The exhibit will travel to the History Museum of Burke County, Morganton, NC, in fall 2016 (details forthcoming). A selection of Clune’s photos will also be on view at the FedEx Global Education Center at UNC-Chapel Hill in a fall 2016 exhibit organized by UNC Global.
Photo Exhibit Selections
Morganton’s resident monk, Somchit Sengdavone (left), and two visiting monks from Charlotte receive blessings from the laity at the Pi Mai celebration.
Pi Mai, or Lao New Year, is celebrated in mid-April.
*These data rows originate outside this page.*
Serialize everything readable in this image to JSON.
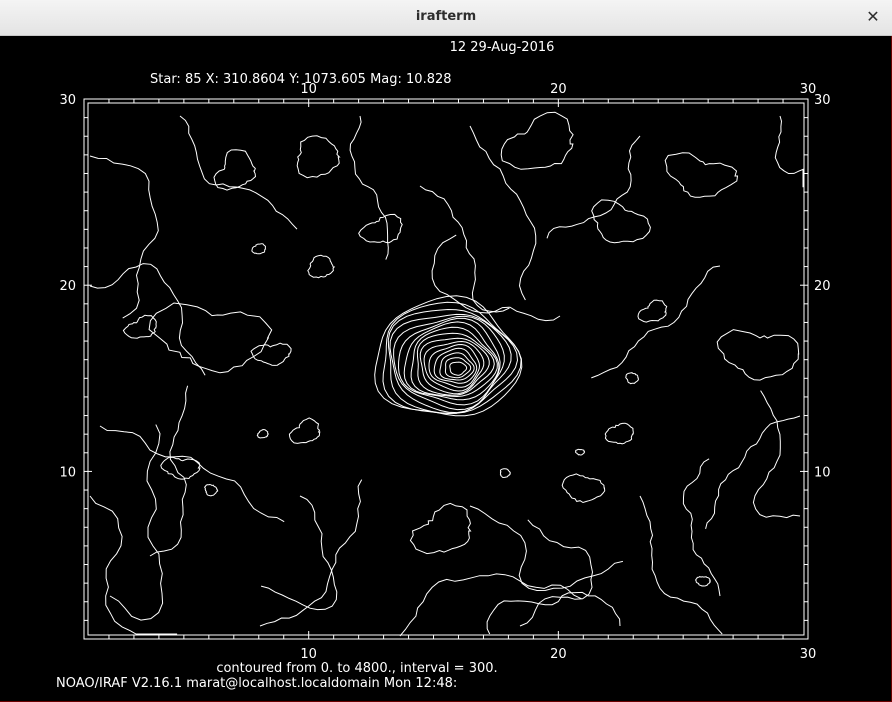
{
  "window": {
    "title": "irafterm",
    "close_glyph": "✕"
  },
  "plot": {
    "header_title": "12 29-Aug-2016",
    "star_line": "Star: 85  X: 310.8604  Y: 1073.605  Mag: 10.828",
    "footer_contour": "contoured from 0. to 4800., interval = 300.",
    "status_line": "NOAO/IRAF V2.16.1 marat@localhost.localdomain Mon 12:48:"
  },
  "chart_data": {
    "type": "contour",
    "title": "12 29-Aug-2016",
    "subtitle": "Star: 85  X: 310.8604  Y: 1073.605  Mag: 10.828",
    "xlabel": "",
    "ylabel": "",
    "xlim": [
      1,
      30
    ],
    "ylim": [
      1,
      30
    ],
    "x_ticks": [
      "10",
      "20",
      "30"
    ],
    "y_ticks": [
      "10",
      "20",
      "30"
    ],
    "contour_range": [
      0,
      4800
    ],
    "contour_interval": 300,
    "peak": {
      "x": 16.0,
      "y": 15.5
    },
    "line_color": "#ffffff",
    "background_color": "#000000"
  }
}
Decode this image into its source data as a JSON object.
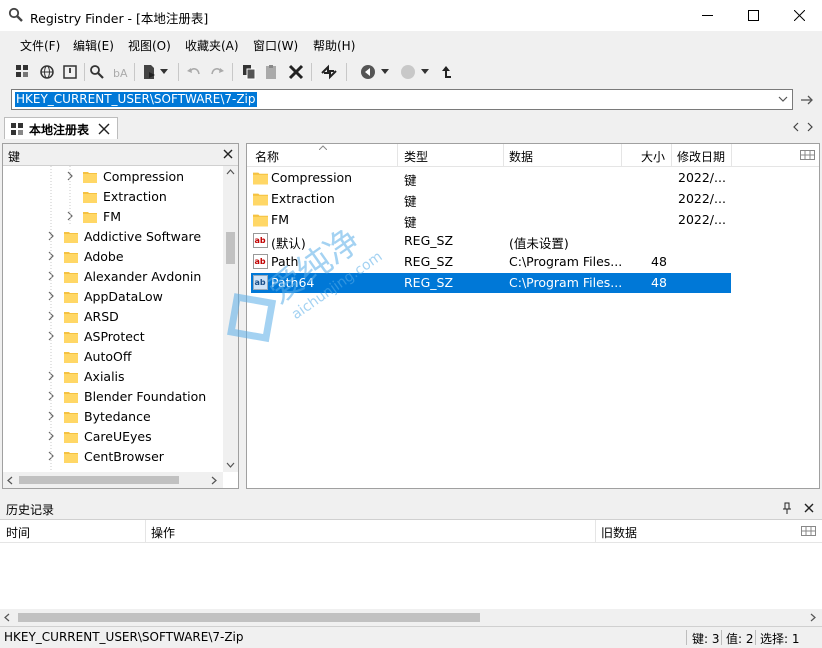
{
  "window": {
    "title": "Registry Finder - [本地注册表]"
  },
  "menu": [
    {
      "label": "文件(F)"
    },
    {
      "label": "编辑(E)"
    },
    {
      "label": "视图(O)"
    },
    {
      "label": "收藏夹(A)"
    },
    {
      "label": "窗口(W)"
    },
    {
      "label": "帮助(H)"
    }
  ],
  "address": {
    "value": "HKEY_CURRENT_USER\\SOFTWARE\\7-Zip"
  },
  "tabs": [
    {
      "label": "本地注册表"
    }
  ],
  "tree": {
    "header": "键",
    "items": [
      {
        "label": "Compression",
        "arrow": true
      },
      {
        "label": "Extraction",
        "arrow": false
      },
      {
        "label": "FM",
        "arrow": true
      },
      {
        "label": "Addictive Software",
        "arrow": true
      },
      {
        "label": "Adobe",
        "arrow": true
      },
      {
        "label": "Alexander Avdonin",
        "arrow": true
      },
      {
        "label": "AppDataLow",
        "arrow": true
      },
      {
        "label": "ARSD",
        "arrow": true
      },
      {
        "label": "ASProtect",
        "arrow": true
      },
      {
        "label": "AutoOff",
        "arrow": false
      },
      {
        "label": "Axialis",
        "arrow": true
      },
      {
        "label": "Blender Foundation",
        "arrow": true
      },
      {
        "label": "Bytedance",
        "arrow": true
      },
      {
        "label": "CareUEyes",
        "arrow": true
      },
      {
        "label": "CentBrowser",
        "arrow": true
      }
    ]
  },
  "list": {
    "columns": {
      "name": "名称",
      "type": "类型",
      "data": "数据",
      "size": "大小",
      "modified": "修改日期"
    },
    "rows": [
      {
        "icon": "folder-icon",
        "name": "Compression",
        "type": "键",
        "data": "",
        "size": "",
        "modified": "2022/..."
      },
      {
        "icon": "folder-icon",
        "name": "Extraction",
        "type": "键",
        "data": "",
        "size": "",
        "modified": "2022/..."
      },
      {
        "icon": "folder-icon",
        "name": "FM",
        "type": "键",
        "data": "",
        "size": "",
        "modified": "2022/..."
      },
      {
        "icon": "string-value-icon",
        "name": "(默认)",
        "type": "REG_SZ",
        "data": "(值未设置)",
        "size": "",
        "modified": ""
      },
      {
        "icon": "string-value-icon",
        "name": "Path",
        "type": "REG_SZ",
        "data": "C:\\Program Files...",
        "size": "48",
        "modified": ""
      },
      {
        "icon": "string-value-icon",
        "name": "Path64",
        "type": "REG_SZ",
        "data": "C:\\Program Files...",
        "size": "48",
        "modified": "",
        "selected": true
      }
    ]
  },
  "history": {
    "title": "历史记录",
    "columns": {
      "time": "时间",
      "action": "操作",
      "old_data": "旧数据"
    }
  },
  "status": {
    "path": "HKEY_CURRENT_USER\\SOFTWARE\\7-Zip",
    "keys": "键: 3",
    "values": "值: 2",
    "selected": "选择: 1"
  },
  "colors": {
    "selection": "#0078d7",
    "folder": "#f5c242"
  }
}
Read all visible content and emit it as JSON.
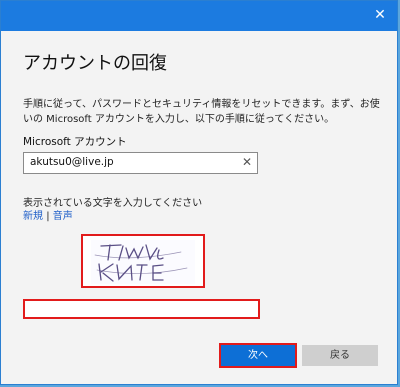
{
  "window": {
    "close_icon": "close-icon"
  },
  "heading": "アカウントの回復",
  "description": "手順に従って、パスワードとセキュリティ情報をリセットできます。まず、お使いの Microsoft アカウントを入力し、以下の手順に従ってください。",
  "account": {
    "label": "Microsoft アカウント",
    "email_value": "akutsu0@live.jp",
    "clear_icon": "close-icon"
  },
  "captcha": {
    "prompt": "表示されている文字を入力してください",
    "link_new": "新規",
    "separator": "|",
    "link_audio": "音声",
    "input_value": ""
  },
  "buttons": {
    "next": "次へ",
    "back": "戻る"
  },
  "colors": {
    "title_bar": "#1c7be0",
    "primary_button": "#0d6fd6",
    "highlight_border": "#e21b1b",
    "link": "#1f5fc9"
  }
}
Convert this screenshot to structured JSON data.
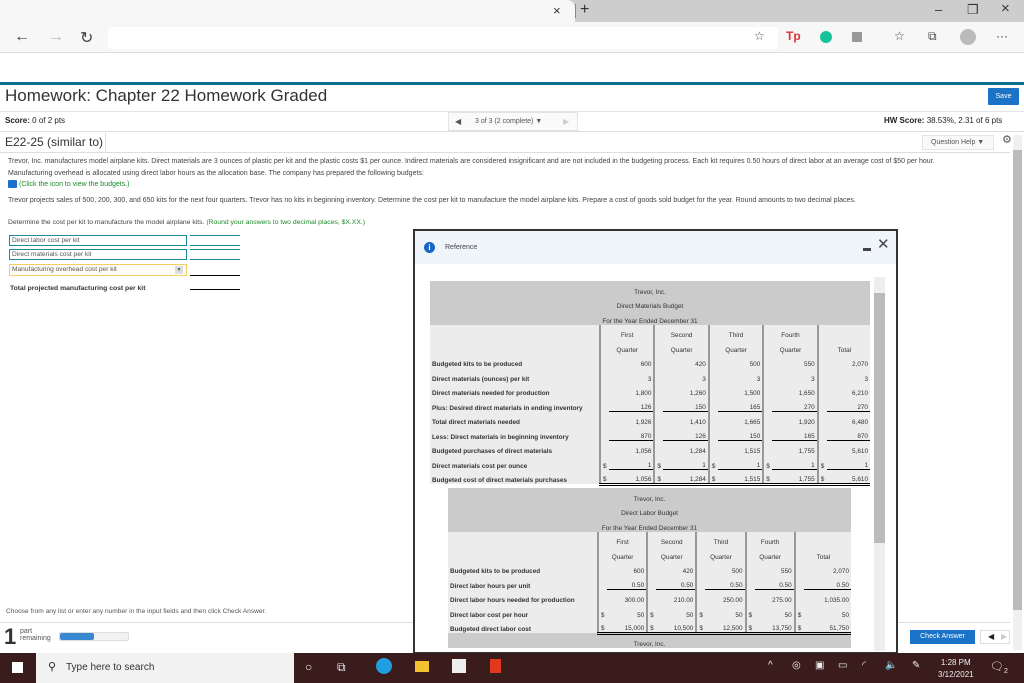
{
  "browser": {
    "tab_close": "×",
    "new_tab": "+",
    "minimize": "–",
    "maximize": "❐",
    "close": "×",
    "back_icon": "←",
    "forward_icon": "→",
    "refresh_icon": "↻",
    "more_icon": "···",
    "favorites_icon": "☆",
    "collections_icon": "⧉"
  },
  "page": {
    "title": "Homework: Chapter 22 Homework Graded",
    "save_label": "Save",
    "score_label": "Score:",
    "score_value": "0 of 2 pts",
    "question_nav": "3 of 3 (2 complete)",
    "hw_score_label": "HW Score:",
    "hw_score_value": "38.53%, 2.31 of 6 pts",
    "question_id": "E22-25 (similar to)",
    "question_help": "Question Help",
    "problem_text_1": "Trevor, Inc. manufactures model airplane kits. Direct materials are 3 ounces of plastic per kit and the plastic costs $1 per ounce. Indirect materials are considered insignificant and are not included in the budgeting process. Each kit requires 0.50 hours of direct labor at an average cost of $50 per hour.",
    "problem_text_2": "Manufacturing overhead is allocated using direct labor hours as the allocation base. The company has prepared the following budgets:",
    "budget_link": "(Click the icon to view the budgets.)",
    "problem_text_3": "Trevor projects sales of 500, 200, 300, and 650 kits for the next four quarters. Trevor has no kits in beginning inventory. Determine the cost per kit to manufacture the model airplane kits. Prepare a cost of goods sold budget for the year. Round amounts to two decimal places.",
    "instruction": "Determine the cost per kit to manufacture the model airplane kits.",
    "instruction_hint": "(Round your answers to two decimal places, $X.XX.)",
    "answer_rows": [
      "Direct labor cost per kit",
      "Direct materials cost per kit",
      "Manufacturing overhead cost per kit"
    ],
    "answer_total_label": "Total projected manufacturing cost per kit",
    "choose_text": "Choose from any list or enter any number in the input fields and then click Check Answer.",
    "parts_remaining_num": "1",
    "parts_remaining_word1": "part",
    "parts_remaining_word2": "remaining",
    "progress_fraction": 0.5,
    "check_answer": "Check Answer"
  },
  "modal": {
    "title": "Reference",
    "materials": {
      "company": "Trevor, Inc.",
      "name": "Direct Materials Budget",
      "period": "For the Year Ended December 31",
      "cols_top": [
        "First",
        "Second",
        "Third",
        "Fourth",
        ""
      ],
      "cols_bottom": [
        "Quarter",
        "Quarter",
        "Quarter",
        "Quarter",
        "Total"
      ],
      "rows": [
        {
          "label": "Budgeted kits to be produced",
          "values": [
            "600",
            "420",
            "500",
            "550",
            "2,070"
          ]
        },
        {
          "label": "Direct materials (ounces) per kit",
          "values": [
            "3",
            "3",
            "3",
            "3",
            "3"
          ]
        },
        {
          "label": "Direct materials needed for production",
          "values": [
            "1,800",
            "1,260",
            "1,500",
            "1,650",
            "6,210"
          ]
        },
        {
          "label": "Plus: Desired direct materials in ending inventory",
          "values": [
            "126",
            "150",
            "165",
            "270",
            "270"
          ]
        },
        {
          "label": "Total direct materials needed",
          "values": [
            "1,926",
            "1,410",
            "1,665",
            "1,920",
            "6,480"
          ]
        },
        {
          "label": "Less: Direct materials in beginning inventory",
          "values": [
            "870",
            "126",
            "150",
            "165",
            "870"
          ]
        },
        {
          "label": "Budgeted purchases of direct materials",
          "values": [
            "1,056",
            "1,284",
            "1,515",
            "1,755",
            "5,610"
          ]
        },
        {
          "label": "Direct materials cost per ounce",
          "values": [
            "1",
            "1",
            "1",
            "1",
            "1"
          ]
        },
        {
          "label": "Budgeted cost of direct materials purchases",
          "values": [
            "1,056",
            "1,284",
            "1,515",
            "1,755",
            "5,610"
          ]
        }
      ]
    },
    "labor": {
      "company": "Trevor, Inc.",
      "name": "Direct Labor Budget",
      "period": "For the Year Ended December 31",
      "cols_top": [
        "First",
        "Second",
        "Third",
        "Fourth",
        ""
      ],
      "cols_bottom": [
        "Quarter",
        "Quarter",
        "Quarter",
        "Quarter",
        "Total"
      ],
      "rows": [
        {
          "label": "Budgeted kits to be produced",
          "values": [
            "600",
            "420",
            "500",
            "550",
            "2,070"
          ]
        },
        {
          "label": "Direct labor hours per unit",
          "values": [
            "0.50",
            "0.50",
            "0.50",
            "0.50",
            "0.50"
          ]
        },
        {
          "label": "Direct labor hours needed for production",
          "values": [
            "300.00",
            "210.00",
            "250.00",
            "275.00",
            "1,035.00"
          ]
        },
        {
          "label": "Direct labor cost per hour",
          "values": [
            "50",
            "50",
            "50",
            "50",
            "50"
          ]
        },
        {
          "label": "Budgeted direct labor cost",
          "values": [
            "15,000",
            "10,500",
            "12,500",
            "13,750",
            "51,750"
          ]
        }
      ]
    },
    "next_company": "Trevor, Inc.",
    "dollar": "$"
  },
  "taskbar": {
    "search_placeholder": "Type here to search",
    "time": "1:28 PM",
    "date": "3/12/2021",
    "notifications": "2"
  }
}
To welcome the rainy season and bring good luck, people young and old spray each other with water.
A statue of Nang Torlanee--a Mother Earth character in Buddhist legend—welcomes visitors to Wat Lao Sayaphoum.
This young girl is pouring water in a trough shaped like a naga, or protective snake. The water will gently flow out and wash the temple’s Buddha figures, a Pi Mai tradition.
Three young girls, dressed as princess in traditional Lao clothing, pose with teenagers following the Pi Mai princess parade.
Following a small parade around temple grounds, the young girls dressed as princesses pose for photos and receive gifts at Pi Mai.
At Pi Mai (Lao New Year), the Morganton community reenacts an old folktale with seven (or more!) girls dressed as princesses.
The monk’s home is a double-wide trailer and the worship space at Wat Lao Sayaphoum is in a transformed carport.
The altar at Wat Lao Sayaphoum is resplendent with a large central Buddha donated by the Phapphayboun family and countless other items given by the community.
Monks chant during the evening ceremony at a gilded, highly ornamented temple in Laos. This is the magical, sacred space referenced at Wat Lao Sayaphoum. (Luang Prabang, Laos)
Morganton’s resident monk, Somchit Sengdavone (left) with an elder visiting monk, the Venerable Jhiteeyanao.
Morganton’s resident monk, Somchit Sengdavone, blesses worshipers by sprinkling water during the Pi Mai ceremony.
Women prepare an offering bowl with money and treats before a temple ceremony.
Without fresh banana leaves or marigolds, offerings at Wat Lao Sayaphoum are often plastic versions from Laos or Thailand—or improvised with American holiday decorations.
Chilies for sale at the Hickory, NC, flea market. Peppers, sticky rice, and other Asian vegetables are farmed by Hmong in the surrounding region.
Daraphone Phrakousonh, owner of Asian Fusion Kitchen, donates pho to the Morganton temple to sell and fundraise at large festivals.
The Phapphayboun celebrate Vietnamese New Year (Têt) to honor Noubath’s father. The centerpiece of the family table is always a whole barbecue pig.
Sticky rice is a staple in Lao cuisine. This short grain is soaked, steamed without water, and served in thip khao baskets.
Toon Phapphayboun’s mother, Noubath, presses leftover sticky rice into patties to dry in the NC sun and fry into crunchy crackers.